A review of global coagulation assays — Is there a role in thrombosis risk prediction?

Hui Yin Lim, Cindy O'Malley, Geoffrey Donnan, Harshal Nandurkar, Prahlad Ho

Research output: Contribution to journalReview ArticleResearchpeer-review

37 Citations (Scopus)


Normal haemostasis requires maintenance of a careful equilibrium between the necessity to clot when bleeding and the retention of fluid phase at all other times. Disruption of this equilibrium can result in catastrophic outcomes, e.g. acute myocardial infarction and pulmonary embolism. However, despite the significant therapeutic advances in cardiovascular medicine over recent years, our ability to provide an accurate cardiovascular risk assessment remains an unmet need. Routine coagulation testing is not a useful reflection of haemostasis and cannot be reliably used to predict bleeding and thrombosis risks. Global coagulation assays such as viscoelastic testing, thrombin and fibrin generation have been proposed as better measures of the haemostatic function. These assays, particularly viscoelastic testing, have been increasingly used to assess bleeding risks and guide blood product replacement in trauma and massive transfusion settings. However, the role of these assays in thrombosis is less well-defined but given the complexities of the coagulation system, these global coagulation assays when used in combination may provide a better assessment of cardiovascular and thrombosis risk at an individual level. Hence, we explore the role of some of the currently available global coagulation assays – the viscoelastic, thrombin generation and fibrin generation tests – and provide a review of the literature of the current evidence for these assays specifically in the field of venous thromboembolism and cardiovascular diseases.

Original languageEnglish
Pages (from-to)45-55
Number of pages11
JournalThrombosis Research
Publication statusPublished - 1 Jul 2019
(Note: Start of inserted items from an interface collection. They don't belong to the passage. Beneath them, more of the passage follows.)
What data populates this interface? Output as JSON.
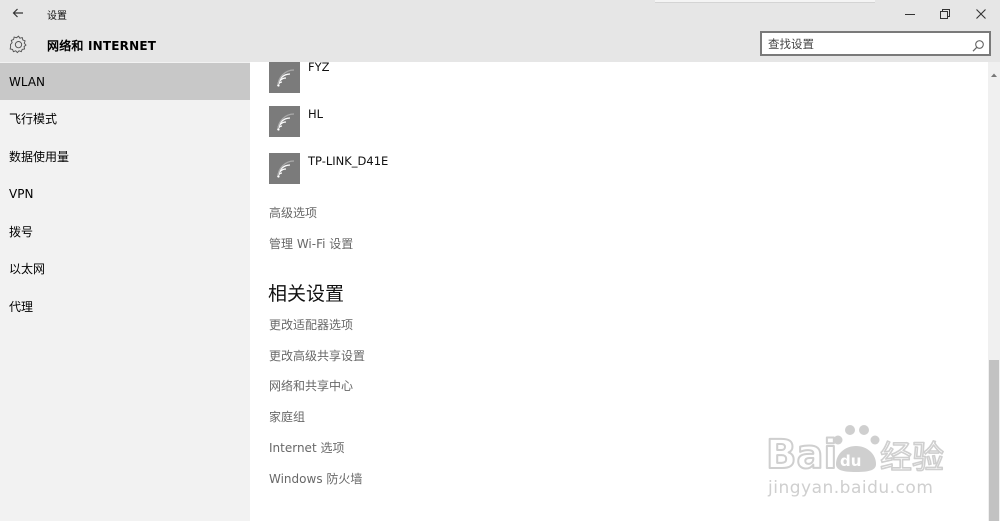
{
  "window": {
    "app_title": "设置",
    "icons": {
      "back": "back-arrow-icon",
      "minimize": "minimize-icon",
      "maximize": "restore-icon",
      "close": "close-icon"
    }
  },
  "header": {
    "section_title": "网络和 INTERNET",
    "search_placeholder": "查找设置",
    "icons": {
      "gear": "gear-icon",
      "search": "search-icon"
    }
  },
  "sidebar": {
    "items": [
      {
        "label": "WLAN",
        "selected": true
      },
      {
        "label": "飞行模式",
        "selected": false
      },
      {
        "label": "数据使用量",
        "selected": false
      },
      {
        "label": "VPN",
        "selected": false
      },
      {
        "label": "拨号",
        "selected": false
      },
      {
        "label": "以太网",
        "selected": false
      },
      {
        "label": "代理",
        "selected": false
      }
    ]
  },
  "main": {
    "networks": [
      {
        "name": "FYZ"
      },
      {
        "name": "HL"
      },
      {
        "name": "TP-LINK_D41E"
      }
    ],
    "links": {
      "advanced": "高级选项",
      "manage_wifi": "管理 Wi-Fi 设置"
    },
    "related": {
      "title": "相关设置",
      "links": [
        "更改适配器选项",
        "更改高级共享设置",
        "网络和共享中心",
        "家庭组",
        "Internet 选项",
        "Windows 防火墙"
      ]
    }
  },
  "watermark": {
    "logo_text": "Baidu经验",
    "url": "jingyan.baidu.com"
  },
  "colors": {
    "chrome": "#e6e6e6",
    "sidebar": "#f2f2f2",
    "selected": "#c8c8c8",
    "wifi_tile": "#7b7b7b",
    "link_text": "#686868"
  }
}
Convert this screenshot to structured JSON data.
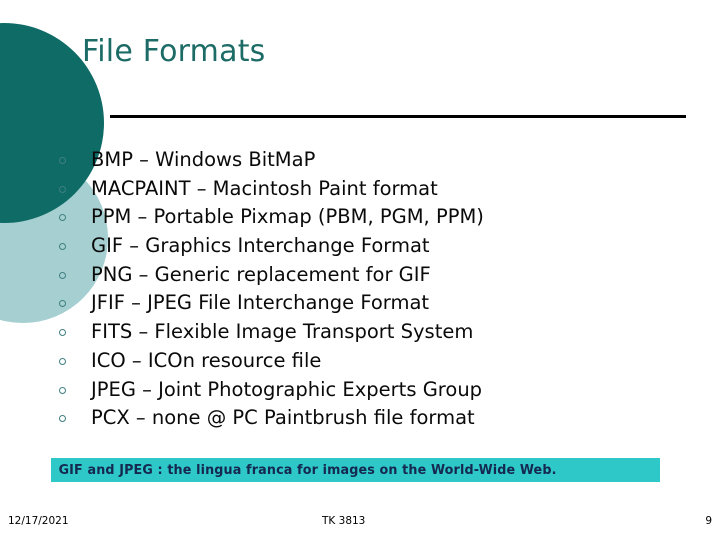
{
  "slide": {
    "title": "File Formats",
    "colors": {
      "title_teal": "#1c6b66",
      "circle_dark": "#0f6b66",
      "circle_light": "#a5cfd0",
      "rule_black": "#000000",
      "highlight_bg": "#2ec8c8",
      "highlight_text": "#15284f",
      "bullet_marker": "#3f7f80",
      "body_text": "#0a0a0a",
      "background": "#ffffff"
    }
  },
  "bullets": [
    {
      "text": "BMP – Windows BitMaP"
    },
    {
      "text": "MACPAINT – Macintosh Paint format"
    },
    {
      "text": "PPM – Portable Pixmap (PBM, PGM, PPM)"
    },
    {
      "text": "GIF – Graphics Interchange Format"
    },
    {
      "text": "PNG – Generic replacement for GIF"
    },
    {
      "text": "JFIF – JPEG File Interchange Format"
    },
    {
      "text": "FITS – Flexible Image Transport System"
    },
    {
      "text": "ICO – ICOn resource file"
    },
    {
      "text": "JPEG – Joint Photographic Experts Group"
    },
    {
      "text": "PCX – none @ PC Paintbrush file format"
    }
  ],
  "highlight": {
    "text": "GIF and JPEG : the lingua franca for images on the World-Wide Web."
  },
  "footer": {
    "date": "12/17/2021",
    "code": "TK 3813",
    "page": "9"
  },
  "icons": {
    "bullet": "hollow-circle-icon"
  }
}
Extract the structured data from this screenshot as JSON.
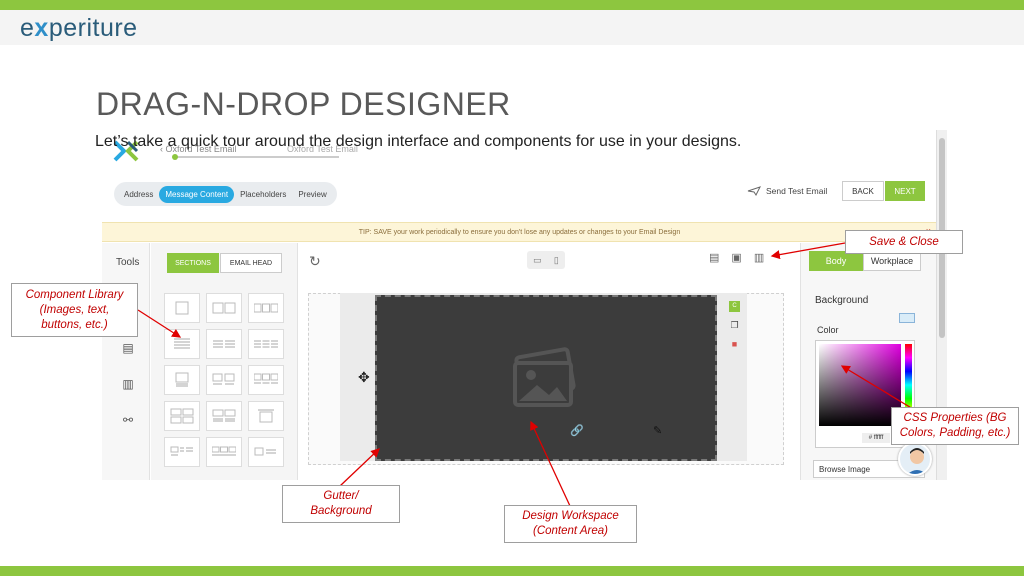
{
  "brand": {
    "logo_prefix": "e",
    "logo_x": "x",
    "logo_suffix": "periture",
    "accent": "#8dc63f",
    "blue": "#29a9e1"
  },
  "slide": {
    "title": "DRAG-N-DROP DESIGNER",
    "subtitle": "Let’s take a quick tour around the design interface and components for use in your designs."
  },
  "app": {
    "doc_name": "Oxford Test Email",
    "doc_name_secondary": "Oxford Test Email",
    "step_tabs": [
      "Address",
      "Message Content",
      "Placeholders",
      "Preview"
    ],
    "active_step": "Message Content",
    "send_test": "Send Test Email",
    "back": "BACK",
    "next": "NEXT",
    "tip": "TIP: SAVE your work periodically to ensure you don't lose any updates or changes to your Email Design",
    "tip_close": "×",
    "tools_label": "Tools",
    "lib_tabs": {
      "sections": "SECTIONS",
      "email_head": "EMAIL HEAD"
    },
    "props_tabs": {
      "body": "Body",
      "workplace": "Workplace"
    },
    "background_label": "Background",
    "color_label": "Color",
    "hex_placeholder": "# ffffff",
    "browse_image": "Browse Image"
  },
  "callouts": {
    "save_close": "Save & Close",
    "component_library": "Component Library (Images, text, buttons, etc.)",
    "css_properties": "CSS Properties (BG Colors, Padding, etc.)",
    "gutter": "Gutter/ Background",
    "design_workspace": "Design Workspace (Content Area)"
  },
  "icons": [
    "refresh-icon",
    "desktop-icon",
    "mobile-icon",
    "save-icon",
    "move-icon",
    "link-icon",
    "edit-icon",
    "delete-icon",
    "copy-icon",
    "css-icon",
    "send-icon",
    "image-placeholder-icon"
  ]
}
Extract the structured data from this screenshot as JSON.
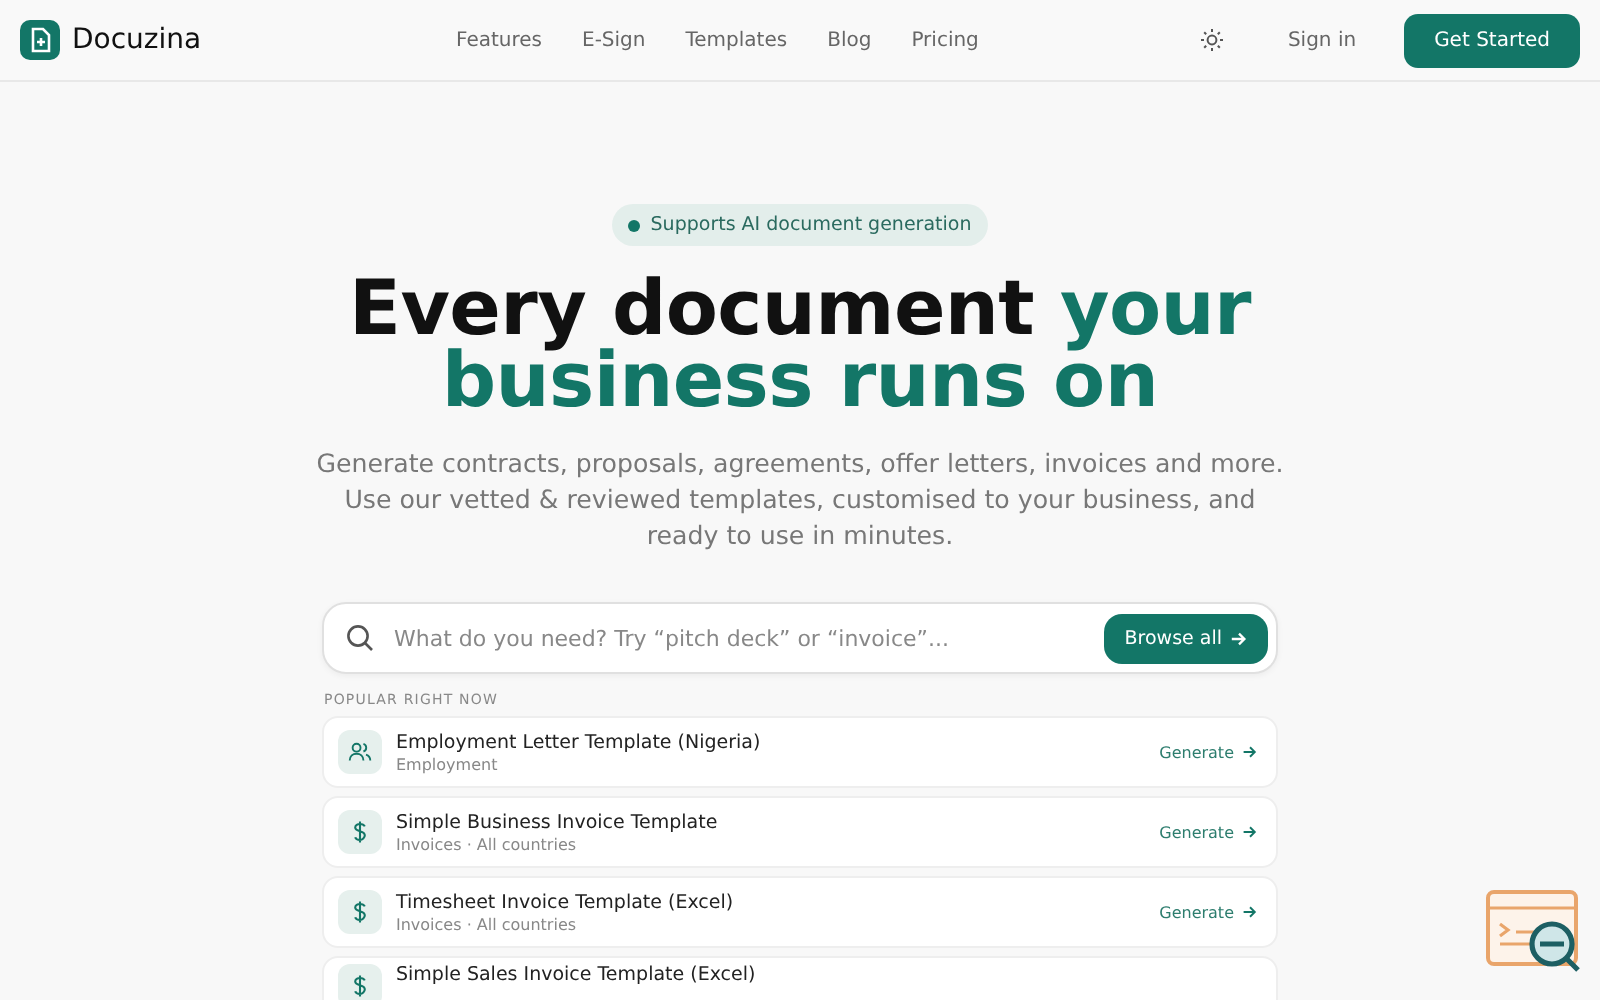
{
  "brand": {
    "name": "Docuzina"
  },
  "nav": [
    {
      "label": "Features"
    },
    {
      "label": "E-Sign"
    },
    {
      "label": "Templates"
    },
    {
      "label": "Blog"
    },
    {
      "label": "Pricing"
    }
  ],
  "header_actions": {
    "sign_in": "Sign in",
    "cta": "Get Started"
  },
  "badge": "Supports AI document generation",
  "headline": {
    "dark": "Every document",
    "accent": "your business runs on"
  },
  "intro": "Generate contracts, proposals, agreements, offer letters, invoices and more. Use our vetted & reviewed templates, customised to your business, and ready to use in minutes.",
  "search": {
    "placeholder": "What do you need? Try “pitch deck” or “invoice”...",
    "button": "Browse all"
  },
  "popular": {
    "heading": "POPULAR RIGHT NOW",
    "items": [
      {
        "kind": "people",
        "title": "Employment Letter Template (Nigeria)",
        "subtitle": "Employment",
        "action": "Generate"
      },
      {
        "kind": "dollar",
        "title": "Simple Business Invoice Template",
        "subtitle": "Invoices · All countries",
        "action": "Generate"
      },
      {
        "kind": "dollar",
        "title": "Timesheet Invoice Template (Excel)",
        "subtitle": "Invoices · All countries",
        "action": "Generate"
      },
      {
        "kind": "dollar",
        "title": "Simple Sales Invoice Template (Excel)"
      }
    ]
  }
}
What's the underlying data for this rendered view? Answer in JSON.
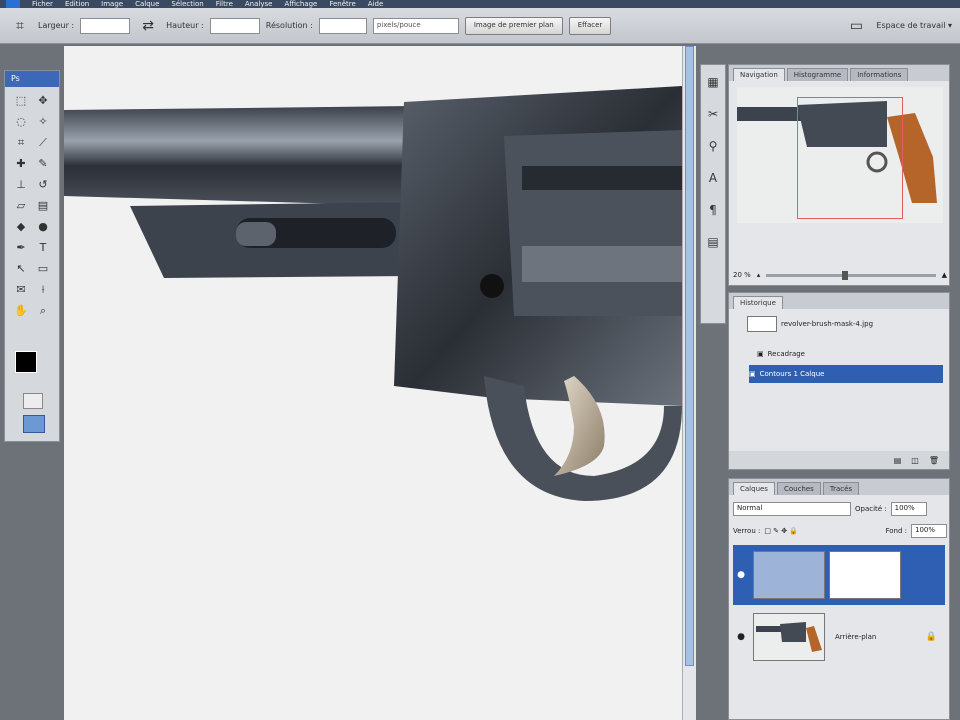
{
  "menubar": {
    "items": [
      "Ficher",
      "Edition",
      "Image",
      "Calque",
      "Sélection",
      "Filtre",
      "Analyse",
      "Affichage",
      "Fenêtre",
      "Aide"
    ]
  },
  "options": {
    "largeur_label": "Largeur :",
    "hauteur_label": "Hauteur :",
    "resolution_label": "Résolution :",
    "unit_value": "pixels/pouce",
    "image_btn": "Image de premier plan",
    "effacer_btn": "Effacer",
    "workspace": "Espace de travail ▾"
  },
  "tools": {
    "title": "Ps"
  },
  "navigator": {
    "tabs": [
      "Navigation",
      "Histogramme",
      "Informations"
    ],
    "zoom": "20 %"
  },
  "history": {
    "tabs": [
      "Historique"
    ],
    "rows": [
      {
        "label": "revolver-brush-mask-4.jpg"
      },
      {
        "label": "Recadrage"
      },
      {
        "label": "Contours 1 Calque"
      }
    ]
  },
  "layers": {
    "tabs": [
      "Calques",
      "Couches",
      "Tracés"
    ],
    "blend_mode": "Normal",
    "opacity_label": "Opacité :",
    "opacity_value": "100%",
    "lock_label": "Verrou :",
    "fill_label": "Fond :",
    "fill_value": "100%",
    "rows": [
      {
        "name": ""
      },
      {
        "name": "Arrière-plan"
      }
    ]
  },
  "colors": {
    "accent": "#2f5fb3",
    "foreground": "#000000",
    "background": "#ffffff"
  }
}
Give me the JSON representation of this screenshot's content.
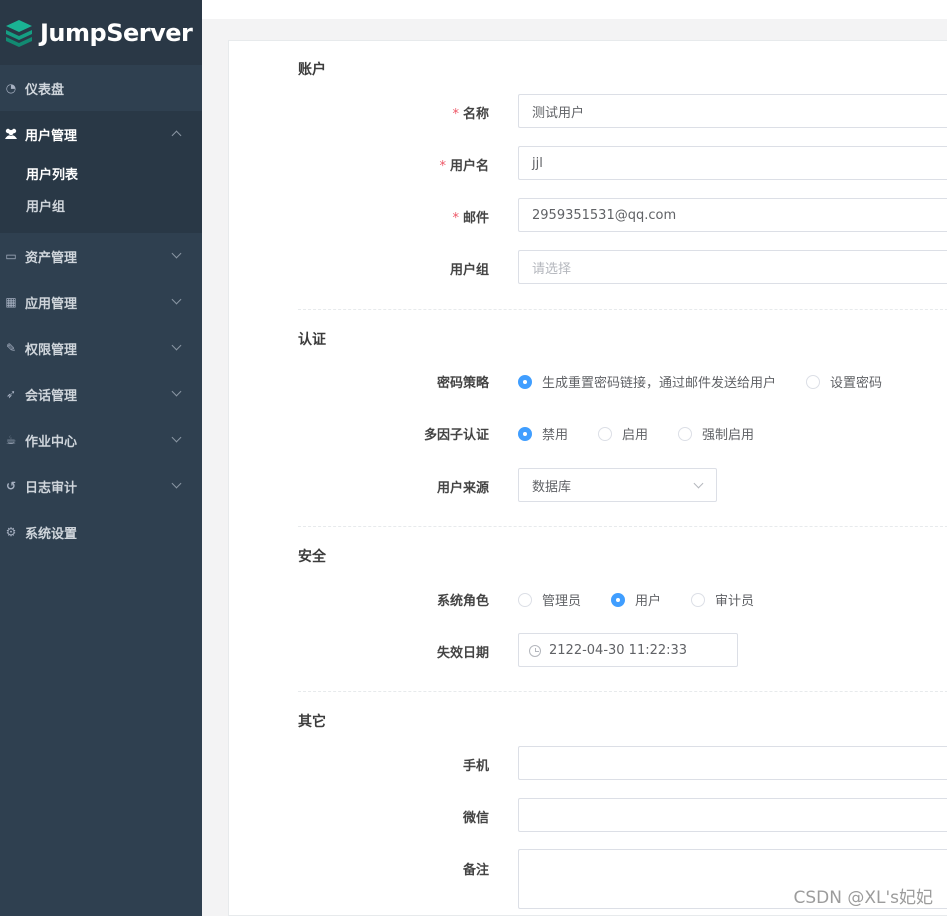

  • Cardiovascular disease
  • Fibrin
  • Global coagulation assays
  • Thrombin generation
  • Thromboelastography
  • Venous thromboembolism

Cite this